But with resources, Farmer says,

An Ebola diagnosis need not be a death sentence... If patients are promptly diagnosed and receive aggressive supportive care -- including fluid resuscitation, electrolyte replacement and blood products -- the great majority, as many as 90 percent, should survive.

Indeed, the outcome for the nine Ebola victims who have thus far been treated in the U.S. support his claim. All have recovered except for the initial victim. We have the staff, the stuff, the space and the systems to confront this pestilence here and we should do everything we can to ensure that the people of West Africa have them there -- as quickly as possible.

U.S. leadership and foreign aid funding are desperately needed. America has a long history of being the world's most effective force in global health, leading the charge to eradicate small pox, nearly eradicating polio and Guinea worm, and bringing HIV/AIDS under better control. Our ongoing foreign aid -- which clocks in at less than one percent of the entire federal budget -- provides nutrition and vaccines, increases access to lifesaving safe water and sanitation, keeps girls in school, teaches everything from prenatal care to agriculture, and so much more. One result: 6.3 million fewer children under age five will die this year than in 1990, according to UNICEF.

Near the end of Camus's book, Dr. Bernard Rieux, one of the town's leading doctors, acknowledges that the story of the plague could not be one of final victory. Rather, he says, it would be

the record of what had had to be done, and what assuredly would have to be done again in the never ending fight against terror and its relentless onslaughts, despite their personal afflictions, by all who, while unable to be saints but refusing to bow down to pestilences, strive their utmost to be healers.

When bad things happen, good people cannot stand by and do nothing. If we can help, then we should. Because we personally take what we need from the people and world around us, we need to take personally what the people and world around us need.

Congressional hearings begin this week on Ebola funding. Call your senator and representative and implore them to ramp up the U.S. response to Ebola, but insist that they do so in a way that doesn't take resources from other vital global health initiatives. We need to continue building health infrastructures, not just for the nearest, but for the neediest, so that disease is never given the opportunity to rage out of control. Then make a donation to an organization like Doctors Without Borders -- heroic healers in this current tragedy. If you are religious, find out what your denomination is doing on this front and support it.

When healers make their way in the world, the plagues that afflict humanity begin to lose their ultimate power.

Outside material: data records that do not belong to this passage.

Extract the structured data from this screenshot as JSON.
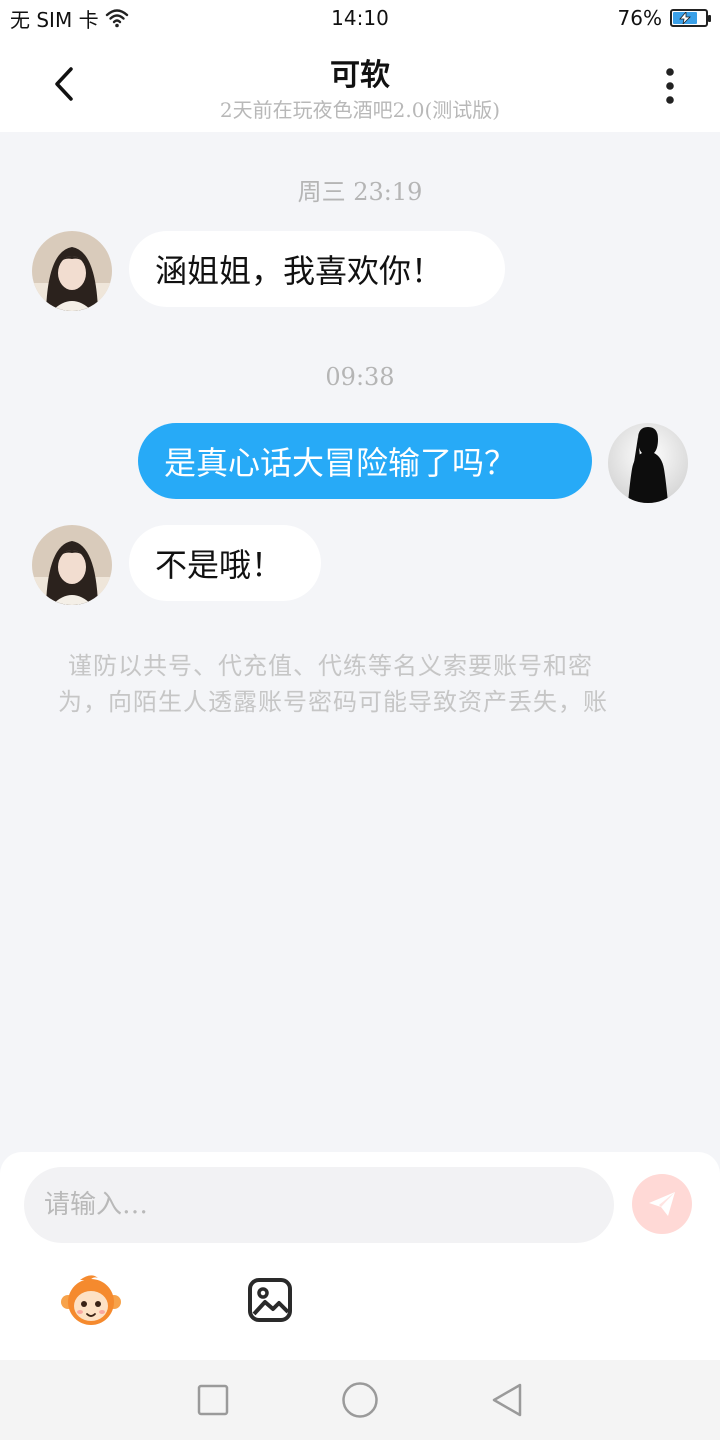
{
  "status_bar": {
    "carrier": "无 SIM 卡",
    "time": "14:10",
    "battery_percent": "76%",
    "battery_level": 0.76
  },
  "header": {
    "title": "可软",
    "subtitle": "2天前在玩夜色酒吧2.0(测试版)"
  },
  "messages": [
    {
      "type": "timestamp",
      "text": "周三 23:19"
    },
    {
      "type": "incoming",
      "text": "涵姐姐，我喜欢你！"
    },
    {
      "type": "timestamp",
      "text": "09:38"
    },
    {
      "type": "outgoing",
      "text": "是真心话大冒险输了吗？"
    },
    {
      "type": "incoming",
      "text": "不是哦！"
    }
  ],
  "notice": {
    "line1": "谨防以共号、代充值、代练等名义索要账号和密",
    "line2": "为，向陌生人透露账号密码可能导致资产丢失，账"
  },
  "composer": {
    "placeholder": "请输入…"
  },
  "colors": {
    "outgoing_bubble": "#27aaf7",
    "send_button": "#ffd9d6",
    "background": "#f4f5f8"
  },
  "icons": {
    "back": "chevron-left-icon",
    "more": "more-vertical-icon",
    "send": "paper-plane-icon",
    "emoji": "monkey-emoji-icon",
    "image": "image-icon",
    "nav_recent": "square-icon",
    "nav_home": "circle-icon",
    "nav_back": "triangle-back-icon"
  }
}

As Camus puts it, "Indeed it could be said that once the faintest stirring of hope became possible, the dominion of plague was ended."